Second thought, soil moisture. Several of the resources we consulted said it was a "swamp" plant, did well in very moist soil, and could even have its roots under water for a period without damage. 

Then, you mentioned fertilizer. Ordinarily, we don't recommend any fertilizer for native plants in their native locations. Parsley hawthorn appears to grow in or very near Madison County, and should have the kind of sandy, acidic soils it needs for best growth. If you are looking at fertilizer components, the N-P-K is nitrogen - phosphorus - potassium. The potassium in a fertilizer contributes to flowering and fruiting, including flower color and size. Since this tree blooms white March through May, it should not be fertilized now, but early next year, maybe in February, you might try some 10-10-20 or a similar ratio of one part nitrogen, one part phosphorus and 2 parts potassium to give the blooming a little boost. 

Finally, we come to age of the tree and when it was planted. If it was planted in the last year or so, particularly if it was planted in the summer, it may not yet have recovered from transplant shock. When a tree first goes into the ground, especially if it is planted in hot weather, the roots and indeed the whole tree system have to get organized and take first things first, like getting water to the leaves, so the leaves, through photosynthesis, can manufacture food for the whole plant. It takes a great deal of energy for a plant to bloom and set fruit, and it just may not have gotten to the point where it has that much energy. And that includes the question of age. Six feet tall is not very tall for a tree, and it may not yet have matured enough to bloom.

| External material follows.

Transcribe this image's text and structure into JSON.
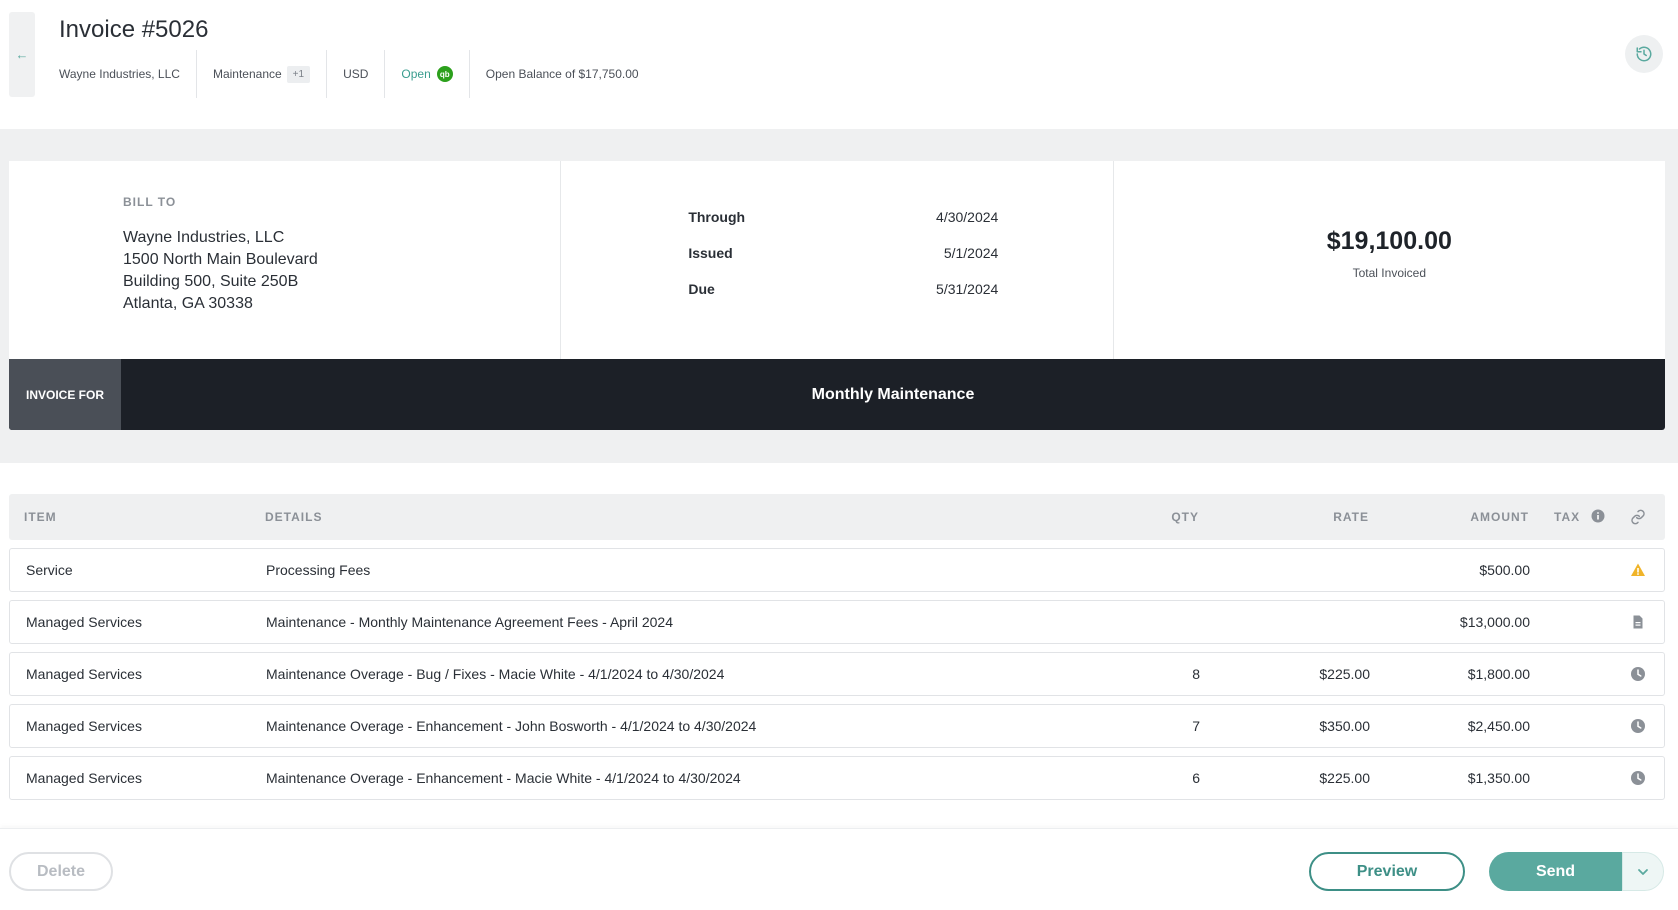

With the exception of sun exposure, all of these probabilities are easily addressed by a little patience, perhaps a little more water and a light application of fertilizer in the very early Spring. If it is not getting enough sun to bloom, you will have to decide if the lovely foliage is enough, or if you want to either transplant the tree (which will set it back still more) or trim up some of the trees that are shading it.

From our Native Plant Image Gallery:


Crataegus marshallii

Crataegus marshallii

Crataegus marshallii

Crataegus marshallii

 

 

More Trees Questions

Juniperus virginiana and some pines for Florida
July 11, 2007 - I live in Pensacola, FL (Northwest Florida, practically lower-coastal Alabama) and I am looking for a medium size tree that will cast shade on my home. The house faces due west and it gets extremely h...
view the full question and answer

Mulching tree root in San Angelo, TX
April 02, 2014 - San Angelo, Texas is in a drought stage. Will it help our trees to mulch the base of them?
view the full question and answer

Thuja arborvitae not thriving in Austin
November 04, 2010 - I planted 5 giant thuja arborvitae two years ago. They have grown six inches and aren't doing that well. I live in Austin Texas and it was a hot summer. I water them 2x a week, now 1x a week. They a...
view the full question and answer

Trees and other plants for privacy along lake shoreline
March 09, 2013 - We are purchasing a new home that has a 2 acre lake. We would like to add some plants/trees for privacy around the shore line. Can you suggest something that would fill in nicely and is strong enoug...
view the full question and answer

Can a soapberry tree be grown in Colorado Springs?
May 04, 2010 - I live in Colorado Springs and I was wondering if it is possible to grow a soapberry tree here?
view the full question and answer

Smarty Plants's Facebook profile Support the Wildflower Center by Donating Online or Becoming a Member today.

Mr. Smarty Plants wants you to be his Facebook friend. Click the Facebook icon to add yourself to Mr. Smarty Plants list of friends.
E-NEWSLETTER | BECOME A MEMBER | DONATE NOW | MEDIA | SITEMAP
© 2014 Lady Bird Johnson Wildflower Center